**What is required**
Every line below is to be quoted exactly, with nothing added or dropped.
======== Working data
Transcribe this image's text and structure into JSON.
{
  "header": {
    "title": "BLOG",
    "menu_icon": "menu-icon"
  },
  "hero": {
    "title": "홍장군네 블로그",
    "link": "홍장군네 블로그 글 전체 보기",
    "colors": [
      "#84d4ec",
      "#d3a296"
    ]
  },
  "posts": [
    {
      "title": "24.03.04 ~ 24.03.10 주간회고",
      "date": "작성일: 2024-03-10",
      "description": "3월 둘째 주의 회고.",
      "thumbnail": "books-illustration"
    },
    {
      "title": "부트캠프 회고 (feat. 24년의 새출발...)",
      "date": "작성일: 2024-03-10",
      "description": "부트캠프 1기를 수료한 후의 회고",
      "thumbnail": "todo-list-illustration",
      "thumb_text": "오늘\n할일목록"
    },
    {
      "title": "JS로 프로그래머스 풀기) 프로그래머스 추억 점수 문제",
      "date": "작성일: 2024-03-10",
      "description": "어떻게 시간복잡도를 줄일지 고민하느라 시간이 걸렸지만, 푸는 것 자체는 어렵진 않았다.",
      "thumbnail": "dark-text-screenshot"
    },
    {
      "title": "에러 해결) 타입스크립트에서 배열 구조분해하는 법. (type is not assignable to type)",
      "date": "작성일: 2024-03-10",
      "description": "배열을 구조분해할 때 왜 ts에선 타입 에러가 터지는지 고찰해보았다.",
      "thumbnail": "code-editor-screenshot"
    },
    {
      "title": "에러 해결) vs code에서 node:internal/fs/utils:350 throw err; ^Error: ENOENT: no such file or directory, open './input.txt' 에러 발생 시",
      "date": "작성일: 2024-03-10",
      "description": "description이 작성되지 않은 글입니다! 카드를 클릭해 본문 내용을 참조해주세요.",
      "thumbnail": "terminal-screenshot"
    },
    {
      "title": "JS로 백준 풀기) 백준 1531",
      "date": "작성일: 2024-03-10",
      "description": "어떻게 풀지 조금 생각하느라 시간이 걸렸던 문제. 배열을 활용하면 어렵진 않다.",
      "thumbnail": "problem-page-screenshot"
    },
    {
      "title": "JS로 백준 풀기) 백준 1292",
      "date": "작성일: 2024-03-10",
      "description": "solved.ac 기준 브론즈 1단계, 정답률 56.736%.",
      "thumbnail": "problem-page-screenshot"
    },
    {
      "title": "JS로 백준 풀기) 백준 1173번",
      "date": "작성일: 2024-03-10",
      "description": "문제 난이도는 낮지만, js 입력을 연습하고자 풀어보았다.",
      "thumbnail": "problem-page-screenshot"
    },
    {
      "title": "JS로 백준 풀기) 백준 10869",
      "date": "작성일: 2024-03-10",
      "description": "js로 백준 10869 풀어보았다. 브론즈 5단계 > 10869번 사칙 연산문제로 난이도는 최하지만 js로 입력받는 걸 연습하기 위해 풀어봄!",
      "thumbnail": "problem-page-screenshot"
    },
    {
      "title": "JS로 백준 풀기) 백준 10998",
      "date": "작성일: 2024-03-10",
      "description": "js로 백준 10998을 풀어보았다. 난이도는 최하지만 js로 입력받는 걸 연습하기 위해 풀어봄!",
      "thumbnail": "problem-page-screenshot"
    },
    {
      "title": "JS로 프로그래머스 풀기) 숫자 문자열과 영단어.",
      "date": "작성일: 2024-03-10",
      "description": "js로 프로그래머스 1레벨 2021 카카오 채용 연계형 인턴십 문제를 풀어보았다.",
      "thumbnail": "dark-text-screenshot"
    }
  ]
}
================
**Task output**
Transcribe this image's text and structure into JSON.
{
  "header": {
    "title": "BLOG",
    "menu_icon": "menu-icon"
  },
  "hero": {
    "title": "홍장군네 블로그",
    "link": "홍장군네 블로그 글 전체 보기",
    "colors": [
      "#84d4ec",
      "#d3a296"
    ]
  },
  "posts": [
    {
      "title": "24.03.04 ~ 24.03.10 주간회고",
      "date": "작성일: 2024-03-10",
      "description": "3월 둘째 주의 회고.",
      "thumbnail": "books-illustration"
    },
    {
      "title": "부트캠프 회고 (feat. 24년의 새출발...)",
      "date": "작성일: 2024-03-10",
      "description": "부트캠프 1기를 수료한 후의 회고",
      "thumbnail": "todo-list-illustration",
      "thumb_text": "오늘\n할일목록"
    },
    {
      "title": "JS로 프로그래머스 풀기) 프로그래머스 추억 점수 문제",
      "date": "작성일: 2024-03-10",
      "description": "어떻게 시간복잡도를 줄일지 고민하느라 시간이 걸렸지만, 푸는 것 자체는 어렵진 않았다.",
      "thumbnail": "dark-text-screenshot"
    },
    {
      "title": "에러 해결) 타입스크립트에서 배열 구조분해하는 법. (type is not assignable to type)",
      "date": "작성일: 2024-03-10",
      "description": "배열을 구조분해할 때 왜 ts에선 타입 에러가 터지는지 고찰해보았다.",
      "thumbnail": "code-editor-screenshot"
    },
    {
      "title": "에러 해결) vs code에서 node:internal/fs/utils:350 throw err; ^Error: ENOENT: no such file or directory, open './input.txt' 에러 발생 시",
      "date": "작성일: 2024-03-10",
      "description": "description이 작성되지 않은 글입니다! 카드를 클릭해 본문 내용을 참조해주세요.",
      "thumbnail": "terminal-screenshot"
    },
    {
      "title": "JS로 백준 풀기) 백준 1531",
      "date": "작성일: 2024-03-10",
      "description": "어떻게 풀지 조금 생각하느라 시간이 걸렸던 문제. 배열을 활용하면 어렵진 않다.",
      "thumbnail": "problem-page-screenshot"
    },
    {
      "title": "JS로 백준 풀기) 백준 1292",
      "date": "작성일: 2024-03-10",
      "description": "solved.ac 기준 브론즈 1단계, 정답률 56.736%.",
      "thumbnail": "problem-page-screenshot"
    },
    {
      "title": "JS로 백준 풀기) 백준 1173번",
      "date": "작성일: 2024-03-10",
      "description": "문제 난이도는 낮지만, js 입력을 연습하고자 풀어보았다.",
      "thumbnail": "problem-page-screenshot"
    },
    {
      "title": "JS로 백준 풀기) 백준 10869",
      "date": "작성일: 2024-03-10",
      "description": "js로 백준 10869 풀어보았다. 브론즈 5단계 > 10869번 사칙 연산문제로 난이도는 최하지만 js로 입력받는 걸 연습하기 위해 풀어봄!",
      "thumbnail": "problem-page-screenshot"
    },
    {
      "title": "JS로 백준 풀기) 백준 10998",
      "date": "작성일: 2024-03-10",
      "description": "js로 백준 10998을 풀어보았다. 난이도는 최하지만 js로 입력받는 걸 연습하기 위해 풀어봄!",
      "thumbnail": "problem-page-screenshot"
    },
    {
      "title": "JS로 프로그래머스 풀기) 숫자 문자열과 영단어.",
      "date": "작성일: 2024-03-10",
      "description": "js로 프로그래머스 1레벨 2021 카카오 채용 연계형 인턴십 문제를 풀어보았다.",
      "thumbnail": "dark-text-screenshot"
    }
  ]
}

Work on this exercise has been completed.